Posted by Debbie McGinley on February 28, 2007 at 06:37 PM | #

Last week, when the Connecticut Department of Environmental Protection gave tentative approval to the Westport Weston Family Y’s proposed wastewater management system, the DEP said the Y’s opponents – who call themselves “Y Downtown” – failed to prove that the proposed system might cause pollution:

“Y Downtown, which has the burden of proof under § 22a-19, did not demonstrate that the applicant’s proposed wastewater management system would create and cause unreasonable pollution or would be even reasonably likely to create or cause unreasonable pollution. Manchester Environmental Coalition v. Stockton, 184 Conn. 51 (1981). Y Downtown did not present any evidence to establish unreasonable impairment “through the lens” of the statutory and regulatory schemes…

“Y Downtown offered no fact or expert testimony to rebut the applicant’s various witnesses concerning any aspects of the testing and characterization of the site, the preparation of the application, the design and operation of the proposed system, or the potential discharge to that system.
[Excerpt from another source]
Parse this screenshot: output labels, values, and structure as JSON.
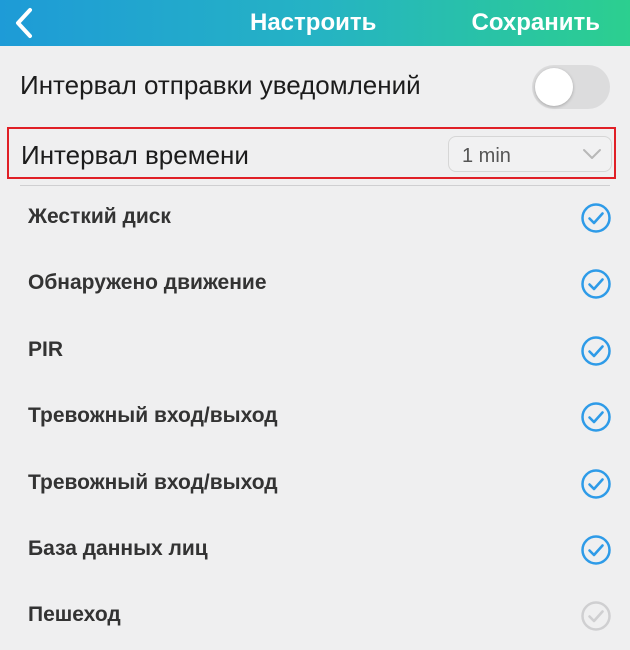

Y Downtown did not produce any evidence or expert testimony to counter the facts and opinions presented by the applicant and DEP; none of its exhibits or non-expert witnesses established sufficient proof that the proposed project would cause unreasonable pollution or be reasonably likely to cause pollution.” *

Y Downtown failed to prove that the Family Y’s proposed wastewater management system is likely to cause pollution, because the system has been proven to work.

Smith and Loveless (http://www.smithandloveless.com), a subsidiary of Bio-Microbics, Inc. (http://www.biomicrobics.com), has installed more than 10,000 Modular FAST septic systems in 70 countries and almost all of them are functioning as intended.

This septic technology is not new – it was created decades ago – it is just new in Connecticut. Y Downtown is correct in noting that there are only six other FAST systems in Connecticut and some of them are not operating under permit.

However, it is fallacious to assert that the FAST system is faulty, or poorly designed, because of the status of some other FAST systems in New England. In fact, it is a cum hoc ergo propter hoc logical fallacy, meaning Y Downtown is claiming causation because of a simple correlation.

That is like saying, “If it rains after I dance, then my rain dance must work.” Scientists eschew such thinking. That is why the DEP said Y Downtown failed to “establish sufficient proof” that the Family Y’s proposed septic system is reasonably likely to cause pollution.

Y Downtown is still saying the FAST system CAN cause pollution. “Four of the six installations [in Connecticut] never have been able to earn final DEP permits.”

If the State of Connecticut followed this logic with everything it regulated, then none of us would own a car. We wouldn’t be able to get drivers licenses. The state would say it’s too dangerous to let us drive because a few people had broken the law and had accidents.

Thank goodness the state doesn’t do this. Thank goodness it tries to logically analyze every case it regulates, and we are still free to drive – even to a rain dance.


* To read all of the DEP’s Proposed Final Decision, go to http://www.westporty.org/pdfs/NewsAndAnnouncements.pdf.

Posted by Ronald Wimer on March 01, 2007 at 04:38 PM | #